By the time Morris’ flying, fist-pumping celebration reached the sideline and the waiting arms of DeAndre Yedlin, another former Sounders Academy player, the Great American Hope hype machine was already churning into gear. Morris won’t turn 21 until October, still so young that he reportedly couldn’t be considered for the Budweiser Man of the Match Award because he’s still underage.

But just in case Morris needed reminding just how fleeting these shining national-team moments can be, especially for young American strikers, he needed look only to the U.S.’ second goal scorer of the night.

In the World Cup cycle since Juan Agudelo was christened a previous edition of the Great American Hope, he’s cycled through three MLS teams and two European ones before landing back in MLS with New England this winter.

Agudelo was six days shy of his 18th birthday when he scored in his debut against South Africa in 2010. He’s 22 now, but his game-clinching goal Wednesday was just his third for the U.S. team.

Sounders coach Sigi Schmid said Thursday that he watched Wednesday’s game on delay, having not made it home in time to watch the kickoff in real time.

“I avoided the phone,” Schmid said, “which was hard to do, because my wife was texting and calling, ‘Why aren’t you answering the phone?’ I told her: ‘Don’t tell me about the game. I know I’m not up to where you’re at, I know something happened.’ ”

So while the rest of the national audience watched Morris wheel away in celebration, Schmid was still stuck in first half, watching his former academy kid run out his nerves.

“(Klinsmann) gave Jordan a tremendous opportunity,” Schmid said. “He threw Jordan into the pool. I always say, sometimes you throw them in there and see if they can swim or not.”

After the final whistle blew confirming the U.S. win and Schmid let down his guard, a text message from a friend finally made its way through his defenses.

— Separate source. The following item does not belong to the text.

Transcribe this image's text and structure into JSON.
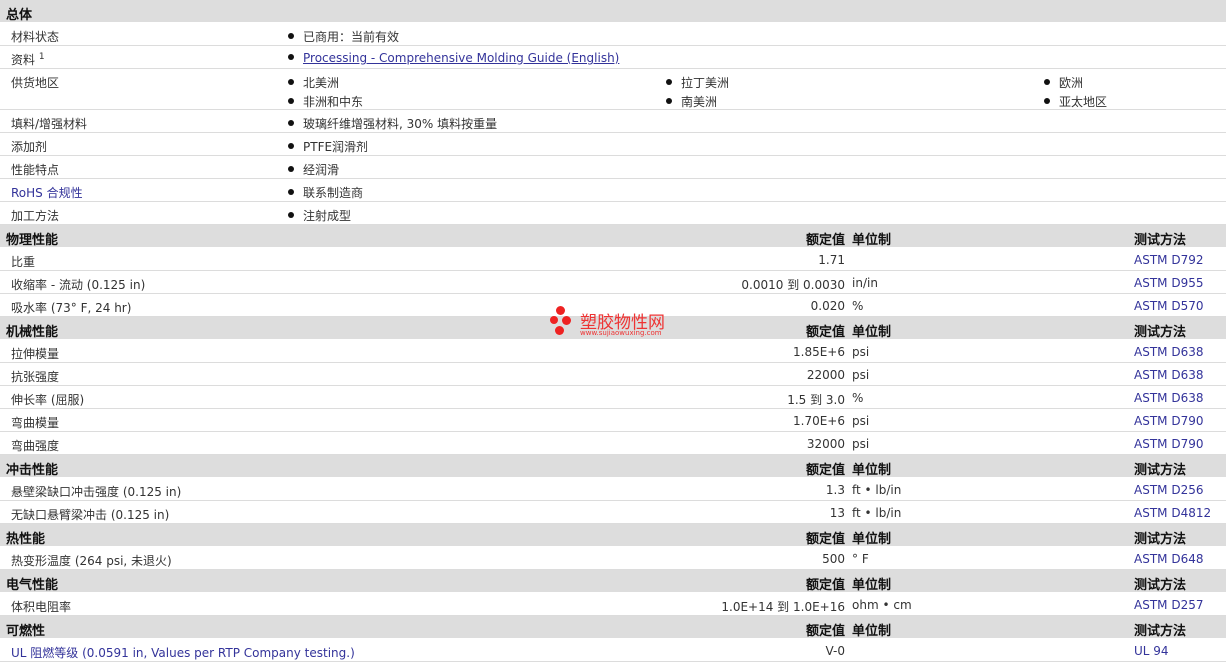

The message was simple, and its gist summed up the Seattle soccer community’s night: “He swam.”